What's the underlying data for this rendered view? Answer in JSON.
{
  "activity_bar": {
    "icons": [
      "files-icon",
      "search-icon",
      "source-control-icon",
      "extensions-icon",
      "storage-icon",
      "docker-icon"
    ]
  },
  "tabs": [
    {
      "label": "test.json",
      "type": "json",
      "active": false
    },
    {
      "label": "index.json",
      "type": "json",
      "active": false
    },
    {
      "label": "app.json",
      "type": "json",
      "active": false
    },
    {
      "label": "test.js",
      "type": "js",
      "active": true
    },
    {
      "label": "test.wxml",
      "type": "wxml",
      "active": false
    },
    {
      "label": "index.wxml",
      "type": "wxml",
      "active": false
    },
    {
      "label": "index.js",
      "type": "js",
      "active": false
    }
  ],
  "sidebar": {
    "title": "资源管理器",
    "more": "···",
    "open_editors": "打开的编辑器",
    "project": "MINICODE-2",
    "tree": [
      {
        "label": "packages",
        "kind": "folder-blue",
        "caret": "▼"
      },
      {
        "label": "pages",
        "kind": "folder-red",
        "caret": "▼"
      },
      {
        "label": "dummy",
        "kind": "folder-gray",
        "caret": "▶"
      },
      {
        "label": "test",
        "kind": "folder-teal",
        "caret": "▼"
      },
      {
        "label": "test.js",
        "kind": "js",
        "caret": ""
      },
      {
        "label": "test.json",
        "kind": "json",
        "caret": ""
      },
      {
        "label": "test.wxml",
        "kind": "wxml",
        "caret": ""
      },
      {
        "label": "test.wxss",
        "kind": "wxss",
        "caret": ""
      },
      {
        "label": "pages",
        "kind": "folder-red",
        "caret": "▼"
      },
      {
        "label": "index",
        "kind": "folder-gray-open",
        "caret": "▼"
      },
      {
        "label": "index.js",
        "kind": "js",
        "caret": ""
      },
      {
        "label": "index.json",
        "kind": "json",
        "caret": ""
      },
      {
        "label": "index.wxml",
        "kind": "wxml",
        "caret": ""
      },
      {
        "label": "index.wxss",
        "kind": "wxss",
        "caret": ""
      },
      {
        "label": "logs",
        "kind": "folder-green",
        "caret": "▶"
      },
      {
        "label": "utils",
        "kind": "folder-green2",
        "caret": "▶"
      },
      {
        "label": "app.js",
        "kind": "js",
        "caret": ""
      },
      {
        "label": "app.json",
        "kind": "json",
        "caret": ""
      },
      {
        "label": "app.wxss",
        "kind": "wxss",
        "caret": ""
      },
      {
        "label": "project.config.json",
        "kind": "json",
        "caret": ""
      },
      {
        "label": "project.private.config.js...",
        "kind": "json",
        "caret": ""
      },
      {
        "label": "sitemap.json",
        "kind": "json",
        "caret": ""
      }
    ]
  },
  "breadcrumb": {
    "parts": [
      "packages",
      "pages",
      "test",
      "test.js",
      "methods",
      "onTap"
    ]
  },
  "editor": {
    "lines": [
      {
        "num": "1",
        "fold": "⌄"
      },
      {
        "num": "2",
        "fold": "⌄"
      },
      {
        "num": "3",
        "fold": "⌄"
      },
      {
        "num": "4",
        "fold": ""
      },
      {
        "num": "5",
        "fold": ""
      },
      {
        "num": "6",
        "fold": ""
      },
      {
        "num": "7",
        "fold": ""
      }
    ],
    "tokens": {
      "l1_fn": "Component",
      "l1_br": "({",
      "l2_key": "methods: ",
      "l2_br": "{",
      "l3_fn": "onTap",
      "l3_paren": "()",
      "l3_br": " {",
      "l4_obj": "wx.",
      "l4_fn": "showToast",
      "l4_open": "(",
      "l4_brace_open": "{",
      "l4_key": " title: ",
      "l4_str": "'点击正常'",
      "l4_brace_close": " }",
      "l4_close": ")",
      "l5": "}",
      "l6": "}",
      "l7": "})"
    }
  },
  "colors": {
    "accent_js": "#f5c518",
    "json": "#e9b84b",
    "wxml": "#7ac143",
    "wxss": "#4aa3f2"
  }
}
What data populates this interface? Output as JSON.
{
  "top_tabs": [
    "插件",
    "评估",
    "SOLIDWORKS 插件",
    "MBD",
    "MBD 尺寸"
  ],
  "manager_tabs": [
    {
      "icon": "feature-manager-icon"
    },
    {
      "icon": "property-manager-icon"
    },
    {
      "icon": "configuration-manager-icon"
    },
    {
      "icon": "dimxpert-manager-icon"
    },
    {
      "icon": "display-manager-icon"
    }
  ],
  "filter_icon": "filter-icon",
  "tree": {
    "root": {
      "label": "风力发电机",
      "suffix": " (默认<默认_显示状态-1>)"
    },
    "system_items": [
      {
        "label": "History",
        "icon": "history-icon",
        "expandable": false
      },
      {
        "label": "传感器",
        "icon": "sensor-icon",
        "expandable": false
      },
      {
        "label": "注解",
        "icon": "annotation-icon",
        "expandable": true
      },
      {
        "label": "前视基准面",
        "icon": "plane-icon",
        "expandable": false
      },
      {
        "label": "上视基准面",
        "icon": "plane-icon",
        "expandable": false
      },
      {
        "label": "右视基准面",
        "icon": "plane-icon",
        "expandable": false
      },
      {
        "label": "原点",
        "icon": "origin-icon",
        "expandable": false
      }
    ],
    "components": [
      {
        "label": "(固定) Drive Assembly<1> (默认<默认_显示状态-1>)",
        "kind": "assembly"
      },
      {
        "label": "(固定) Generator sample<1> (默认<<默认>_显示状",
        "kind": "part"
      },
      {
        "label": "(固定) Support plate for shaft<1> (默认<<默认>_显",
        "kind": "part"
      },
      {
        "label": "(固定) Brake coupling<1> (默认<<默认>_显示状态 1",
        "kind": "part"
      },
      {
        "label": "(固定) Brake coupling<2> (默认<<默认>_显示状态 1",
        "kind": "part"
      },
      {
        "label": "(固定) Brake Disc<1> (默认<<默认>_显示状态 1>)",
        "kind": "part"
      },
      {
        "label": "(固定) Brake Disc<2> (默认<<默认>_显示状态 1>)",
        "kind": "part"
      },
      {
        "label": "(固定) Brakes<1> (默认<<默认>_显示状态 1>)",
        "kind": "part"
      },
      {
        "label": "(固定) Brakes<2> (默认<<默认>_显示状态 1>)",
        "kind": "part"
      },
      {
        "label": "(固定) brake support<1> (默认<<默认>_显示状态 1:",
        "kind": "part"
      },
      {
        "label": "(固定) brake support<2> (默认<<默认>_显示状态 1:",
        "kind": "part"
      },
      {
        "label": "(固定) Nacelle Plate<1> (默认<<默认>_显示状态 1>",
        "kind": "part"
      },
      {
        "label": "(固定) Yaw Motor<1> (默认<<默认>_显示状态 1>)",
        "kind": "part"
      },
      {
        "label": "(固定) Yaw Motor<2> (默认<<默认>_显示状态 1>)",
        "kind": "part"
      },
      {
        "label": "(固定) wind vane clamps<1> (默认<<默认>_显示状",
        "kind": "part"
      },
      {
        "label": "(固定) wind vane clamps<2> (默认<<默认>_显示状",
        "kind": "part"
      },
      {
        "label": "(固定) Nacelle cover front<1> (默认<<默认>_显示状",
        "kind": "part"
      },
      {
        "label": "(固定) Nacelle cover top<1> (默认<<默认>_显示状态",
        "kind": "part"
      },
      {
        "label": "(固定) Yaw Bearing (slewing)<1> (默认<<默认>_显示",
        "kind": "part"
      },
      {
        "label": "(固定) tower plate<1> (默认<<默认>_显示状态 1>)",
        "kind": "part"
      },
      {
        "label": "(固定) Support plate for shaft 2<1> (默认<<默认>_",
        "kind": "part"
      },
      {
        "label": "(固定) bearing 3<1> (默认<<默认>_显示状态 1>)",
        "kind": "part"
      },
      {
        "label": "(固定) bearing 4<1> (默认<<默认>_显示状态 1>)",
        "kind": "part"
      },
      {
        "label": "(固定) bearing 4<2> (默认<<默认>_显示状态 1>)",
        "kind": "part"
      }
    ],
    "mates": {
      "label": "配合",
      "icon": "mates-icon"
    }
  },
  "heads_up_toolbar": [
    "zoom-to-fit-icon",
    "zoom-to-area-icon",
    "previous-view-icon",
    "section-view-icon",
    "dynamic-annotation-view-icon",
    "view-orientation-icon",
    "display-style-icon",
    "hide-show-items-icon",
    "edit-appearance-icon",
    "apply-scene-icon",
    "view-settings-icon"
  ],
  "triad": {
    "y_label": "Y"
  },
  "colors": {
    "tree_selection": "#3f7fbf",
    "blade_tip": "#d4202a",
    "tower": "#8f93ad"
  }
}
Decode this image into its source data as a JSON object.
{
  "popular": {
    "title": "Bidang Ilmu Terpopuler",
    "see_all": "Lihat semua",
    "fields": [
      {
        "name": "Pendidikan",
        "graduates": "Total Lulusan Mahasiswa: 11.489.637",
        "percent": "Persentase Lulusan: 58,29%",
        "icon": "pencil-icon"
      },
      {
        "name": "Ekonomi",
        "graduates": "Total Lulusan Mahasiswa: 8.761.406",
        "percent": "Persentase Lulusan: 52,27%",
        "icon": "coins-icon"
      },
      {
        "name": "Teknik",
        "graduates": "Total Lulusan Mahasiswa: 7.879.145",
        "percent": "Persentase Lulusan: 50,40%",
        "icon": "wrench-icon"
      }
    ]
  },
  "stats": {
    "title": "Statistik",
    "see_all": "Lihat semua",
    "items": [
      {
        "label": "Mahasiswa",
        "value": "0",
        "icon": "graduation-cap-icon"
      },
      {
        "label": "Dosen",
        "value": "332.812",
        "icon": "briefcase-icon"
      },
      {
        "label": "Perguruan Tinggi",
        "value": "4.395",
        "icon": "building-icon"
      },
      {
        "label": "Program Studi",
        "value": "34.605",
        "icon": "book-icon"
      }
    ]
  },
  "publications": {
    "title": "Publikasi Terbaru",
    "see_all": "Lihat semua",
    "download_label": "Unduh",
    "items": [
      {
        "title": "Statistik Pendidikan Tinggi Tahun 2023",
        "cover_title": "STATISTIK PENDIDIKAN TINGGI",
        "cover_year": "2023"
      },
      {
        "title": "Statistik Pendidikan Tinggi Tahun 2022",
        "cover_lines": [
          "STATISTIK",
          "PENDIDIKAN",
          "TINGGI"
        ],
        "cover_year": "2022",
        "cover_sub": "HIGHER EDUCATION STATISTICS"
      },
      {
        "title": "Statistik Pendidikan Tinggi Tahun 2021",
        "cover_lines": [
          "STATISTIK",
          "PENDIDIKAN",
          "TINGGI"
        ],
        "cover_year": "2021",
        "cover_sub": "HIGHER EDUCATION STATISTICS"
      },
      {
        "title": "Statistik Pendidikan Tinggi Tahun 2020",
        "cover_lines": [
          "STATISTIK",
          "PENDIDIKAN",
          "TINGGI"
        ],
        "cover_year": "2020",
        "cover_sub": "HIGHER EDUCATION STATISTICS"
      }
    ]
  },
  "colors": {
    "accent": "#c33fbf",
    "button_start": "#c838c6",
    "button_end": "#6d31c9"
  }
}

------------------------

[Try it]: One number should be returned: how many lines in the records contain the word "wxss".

[Exercise output]: 7